Return every line of the listing that includes the string "split".

Records supplied
+-------+
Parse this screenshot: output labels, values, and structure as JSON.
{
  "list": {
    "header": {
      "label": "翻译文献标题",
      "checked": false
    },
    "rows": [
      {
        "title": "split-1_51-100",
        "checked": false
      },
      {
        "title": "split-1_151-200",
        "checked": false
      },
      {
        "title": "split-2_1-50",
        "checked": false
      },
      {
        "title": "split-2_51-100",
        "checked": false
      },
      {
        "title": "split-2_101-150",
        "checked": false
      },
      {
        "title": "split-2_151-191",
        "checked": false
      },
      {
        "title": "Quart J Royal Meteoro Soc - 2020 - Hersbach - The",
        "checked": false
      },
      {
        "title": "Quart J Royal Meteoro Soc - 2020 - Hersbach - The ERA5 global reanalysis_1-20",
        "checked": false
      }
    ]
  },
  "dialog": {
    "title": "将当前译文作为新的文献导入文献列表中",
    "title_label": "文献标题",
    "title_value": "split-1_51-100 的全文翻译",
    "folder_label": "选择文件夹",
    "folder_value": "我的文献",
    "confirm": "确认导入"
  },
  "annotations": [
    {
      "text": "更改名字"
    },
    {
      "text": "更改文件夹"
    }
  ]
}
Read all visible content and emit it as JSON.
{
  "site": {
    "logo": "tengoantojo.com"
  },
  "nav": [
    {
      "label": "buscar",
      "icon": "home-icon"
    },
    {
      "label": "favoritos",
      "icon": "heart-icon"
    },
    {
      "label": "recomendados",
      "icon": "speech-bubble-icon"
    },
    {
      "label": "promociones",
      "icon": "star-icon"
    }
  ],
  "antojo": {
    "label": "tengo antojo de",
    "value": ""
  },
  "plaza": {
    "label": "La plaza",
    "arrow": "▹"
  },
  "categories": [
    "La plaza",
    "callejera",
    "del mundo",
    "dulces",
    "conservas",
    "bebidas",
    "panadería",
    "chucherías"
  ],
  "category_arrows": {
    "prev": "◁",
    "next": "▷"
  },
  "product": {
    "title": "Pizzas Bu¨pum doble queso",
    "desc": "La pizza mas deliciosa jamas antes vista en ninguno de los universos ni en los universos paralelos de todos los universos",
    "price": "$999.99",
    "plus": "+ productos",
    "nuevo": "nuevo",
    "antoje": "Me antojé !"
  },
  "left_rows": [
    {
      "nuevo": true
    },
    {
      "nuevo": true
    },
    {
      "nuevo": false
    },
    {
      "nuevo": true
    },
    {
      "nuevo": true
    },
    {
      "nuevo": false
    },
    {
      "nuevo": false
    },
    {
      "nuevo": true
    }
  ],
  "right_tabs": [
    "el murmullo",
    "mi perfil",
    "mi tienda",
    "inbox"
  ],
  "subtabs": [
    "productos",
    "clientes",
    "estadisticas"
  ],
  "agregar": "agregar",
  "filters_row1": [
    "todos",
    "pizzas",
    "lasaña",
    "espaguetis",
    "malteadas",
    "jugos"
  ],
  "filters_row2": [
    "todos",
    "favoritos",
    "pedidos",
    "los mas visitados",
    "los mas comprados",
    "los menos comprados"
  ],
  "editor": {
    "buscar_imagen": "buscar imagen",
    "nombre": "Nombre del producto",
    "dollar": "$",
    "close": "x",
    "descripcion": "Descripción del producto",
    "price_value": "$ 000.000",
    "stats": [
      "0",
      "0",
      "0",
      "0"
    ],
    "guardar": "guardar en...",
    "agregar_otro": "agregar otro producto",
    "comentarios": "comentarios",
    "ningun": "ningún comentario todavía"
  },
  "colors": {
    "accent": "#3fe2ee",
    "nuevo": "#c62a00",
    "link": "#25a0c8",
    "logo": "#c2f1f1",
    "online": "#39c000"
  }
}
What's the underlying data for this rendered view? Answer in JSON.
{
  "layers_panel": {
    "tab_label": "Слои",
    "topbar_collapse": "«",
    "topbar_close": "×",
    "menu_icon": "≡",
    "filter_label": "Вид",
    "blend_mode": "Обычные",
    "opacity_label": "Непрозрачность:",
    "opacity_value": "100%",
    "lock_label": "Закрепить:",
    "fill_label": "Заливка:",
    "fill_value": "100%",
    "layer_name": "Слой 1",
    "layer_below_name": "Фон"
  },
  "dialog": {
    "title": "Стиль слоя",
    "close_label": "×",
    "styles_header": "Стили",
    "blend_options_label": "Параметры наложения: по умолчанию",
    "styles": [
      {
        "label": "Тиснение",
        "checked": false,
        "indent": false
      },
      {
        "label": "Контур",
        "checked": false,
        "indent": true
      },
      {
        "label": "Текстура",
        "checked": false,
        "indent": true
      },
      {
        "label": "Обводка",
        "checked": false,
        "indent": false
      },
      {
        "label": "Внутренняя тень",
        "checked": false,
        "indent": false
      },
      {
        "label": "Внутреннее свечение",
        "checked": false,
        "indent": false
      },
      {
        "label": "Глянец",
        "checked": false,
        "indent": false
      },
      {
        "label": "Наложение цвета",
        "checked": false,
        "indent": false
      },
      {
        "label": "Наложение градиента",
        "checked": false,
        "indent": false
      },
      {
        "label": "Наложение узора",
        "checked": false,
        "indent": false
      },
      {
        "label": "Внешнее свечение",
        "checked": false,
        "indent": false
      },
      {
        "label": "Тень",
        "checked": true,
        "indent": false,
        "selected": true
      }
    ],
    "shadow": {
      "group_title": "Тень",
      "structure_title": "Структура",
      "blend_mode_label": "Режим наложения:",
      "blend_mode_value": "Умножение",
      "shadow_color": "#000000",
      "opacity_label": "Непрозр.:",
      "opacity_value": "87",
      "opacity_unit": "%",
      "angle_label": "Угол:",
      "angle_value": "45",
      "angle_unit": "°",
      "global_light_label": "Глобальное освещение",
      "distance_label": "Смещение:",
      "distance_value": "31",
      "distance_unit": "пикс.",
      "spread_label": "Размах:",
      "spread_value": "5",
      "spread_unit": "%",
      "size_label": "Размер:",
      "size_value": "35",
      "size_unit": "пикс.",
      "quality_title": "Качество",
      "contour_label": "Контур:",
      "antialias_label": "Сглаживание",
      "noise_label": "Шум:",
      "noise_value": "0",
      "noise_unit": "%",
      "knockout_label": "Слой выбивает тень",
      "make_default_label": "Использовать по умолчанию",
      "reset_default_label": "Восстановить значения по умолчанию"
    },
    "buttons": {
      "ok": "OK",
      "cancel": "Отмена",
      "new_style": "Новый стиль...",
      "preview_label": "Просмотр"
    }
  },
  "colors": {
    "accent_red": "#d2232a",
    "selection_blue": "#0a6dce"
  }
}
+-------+
Response to the task
        "title": "split-1_51-100",
        "title": "split-1_151-200",
        "title": "split-2_1-50",
        "title": "split-2_51-100",
        "title": "split-2_101-150",
        "title": "split-2_151-191",
    "title_value": "split-1_51-100 的全文翻译",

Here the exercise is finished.